Use post-season evaluation to assess the harvest

Posted on October 27, 2015 in Dairy Performance
By Chris Wacek-Driver
Hopefully, the 2015 harvest season’s efforts have rewarded your farm with adequate inventory and quality feed for the year ahead and will be reflected in profitable milk production and healthy cows.  Equally as important, we hope all this was accomplished efficiently and safely.

With the last tire on the bunker and the machinery cleaned and put away for another year, it’s tempting to think all that’s left of the 2015 harvest year is to feed it.

Despite – or maybe because of – the challenges faced during harvest, we might want to brush off a post-season evaluation.  But that means you miss the opportunity to boost communication and foster significant improvement for next season.  The time after harvest is ideal for discussing successes, concerns and disagreements that occurred.
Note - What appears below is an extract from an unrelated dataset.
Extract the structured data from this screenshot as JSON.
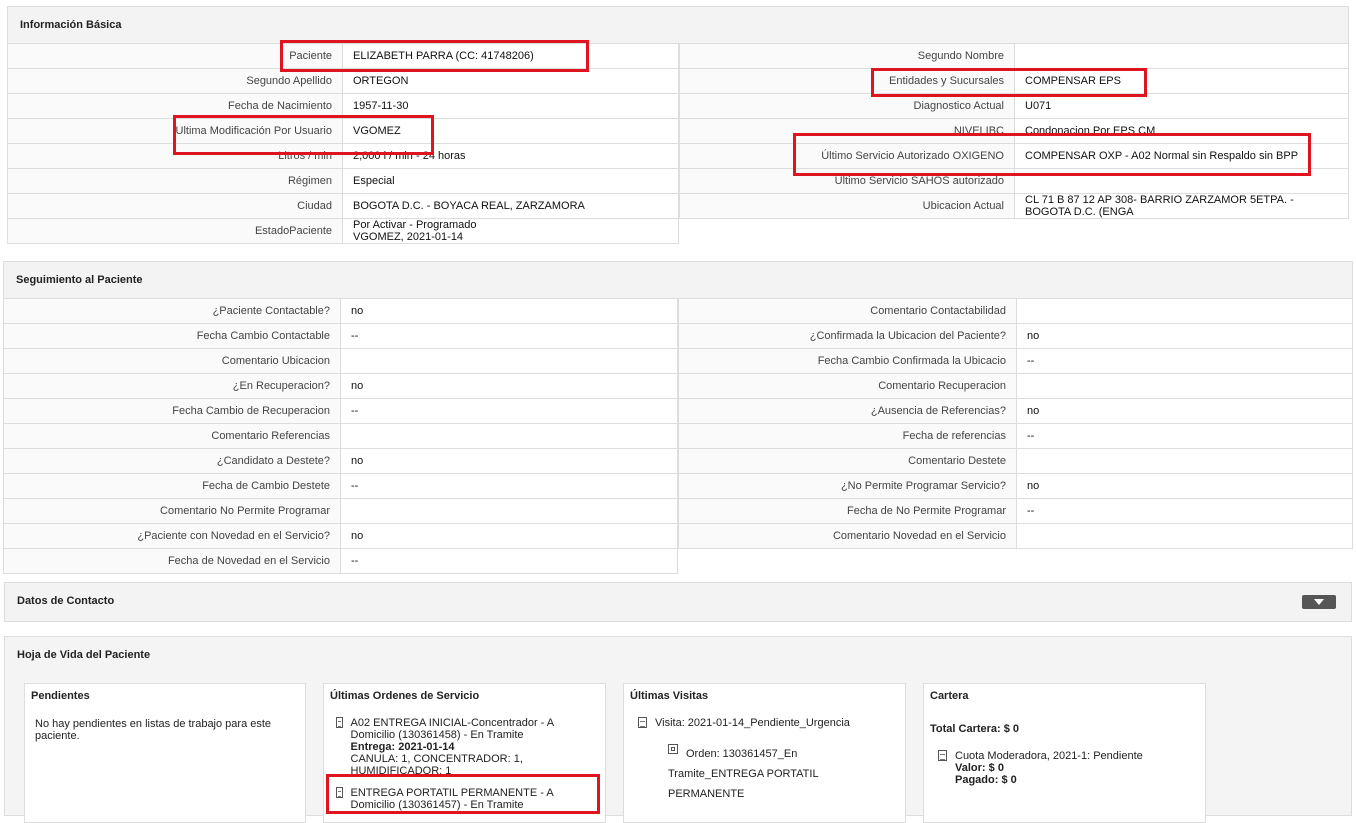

The value of post-harvest evaluations
Good communication prevents issues from simmering and re-emerging later.  This involves listening to all team members and all ideas.  Often one person’s idea, while it is still fresh in the minds of all, can lead to significant improvement for future years.

Perhaps a misunderstanding or mistake can help reinforce why a procedure is done a certain way.  It may highlight a real or perceived “failure” within the system.  Instead of dwelling on that perceived failure, use it as an opportunity to improve the next time.  Work with teammates to develop a better plan to manage those unexpected or undesirable circumstances.

It is simply amazing to see creativity and solutions develop when egos are put aside, constructive feedback is provided and accepted in a respectful environment, and all ideas are considered.  It is extremely effective to take time to reflect on recent performance and develop a better plan after “the heat of the battle” has passed – especially if it is carried out in a caring, non-threatening way.

Finally, if the failure occurred due to a situation beyond the team’s control, acknowledge that fact and move beyond it.  Spend time developing a better plan if the situation develops again if possible, but don’t dwell on things that were out of your control.

Measuring success
Successful harvest operations and dairies likely agreed on common objectives and goals prior to the actual harvest.  These objectives include a myriad of issues, such as forage quality and quantity goals, harvest efficiency and timeliness, storage plans, and communication objectives.  These goals should be pulled out post-harvest and examined (with real data if possible).  The success or failure in reaching the goals should be shared with all members of the harvest team.

Common questions to start this discussion may include:

  • Did we meet our forage goals?
  • Were those goals realistic?
  • How can we do better?
  • What concerns and disagreements surfaced?
  • What situation developed that made reaching forage quality and quantity goals difficult?
  • Were the equipment and amount of labor adequate?
  • Was communication and monitoring of set parameters and goals adequate?

Post-harvest is also the time to gather the data to determine if meeting (or not meeting) the goal was perception or reality.  As the year progresses, make the harvest crew aware of whether the forage is meeting the planned goals.  Summaries of the forage as it actually is fed out and how animals are doing should be reported back to members of the harvest team.  Doing so can bring about a commitment to the process.

Combine this data with the thoughts, ideas and opinions of your forage team.  Use it to pinpoint the source of any problems that may have occurred as well as highlight strategies that proved successful.

Ultimately, the decision to make changes to the system and plan may rest with a manager or a few key people.  However, these conversations can help those individuals make more informed decisions, leading to better pre-planning and plan execution in the future.

Hopefully, you feel the 2015 harvest was, for the most part, executed efficiently, safely and effectively.  Don’t forget to take some time out to celebrate the successes.

This article was originally written for the October 1, 2015 issue of Progressive DairymanClick here to read the full article.

About the author:  Chris Wacek-Driver is the Vita Plus forage program manager.  She grew up on a farm outside of Denmark, Wis. and attended the University of Wisconsin-River Falls where she earned her bachelor’s degree in dairy science with an ag business minor.  She went on to receive her master’s degree from UW-Madison.  She conducted her research focusing on forage quality at the USDA Forage Center under Dr. Larry Satter.  In particular, she studied forage fermentation, the role of microbial and enzyme additives, and their effects on dairy animal performance.  Wacek-Driver has been a Vita Plus employee owner for the past 21 years and worked in dairy technical services prior to her current role.  She has a passion for working with dairy producers to help them with on-farm feed inventory, feed management, forage fermentation and production, and dairy nutrition.  She resides on a 240-acre farm along the bluffs of the Mississippi River in western Wisconsin. 

Category: Dairy Performance
Employee management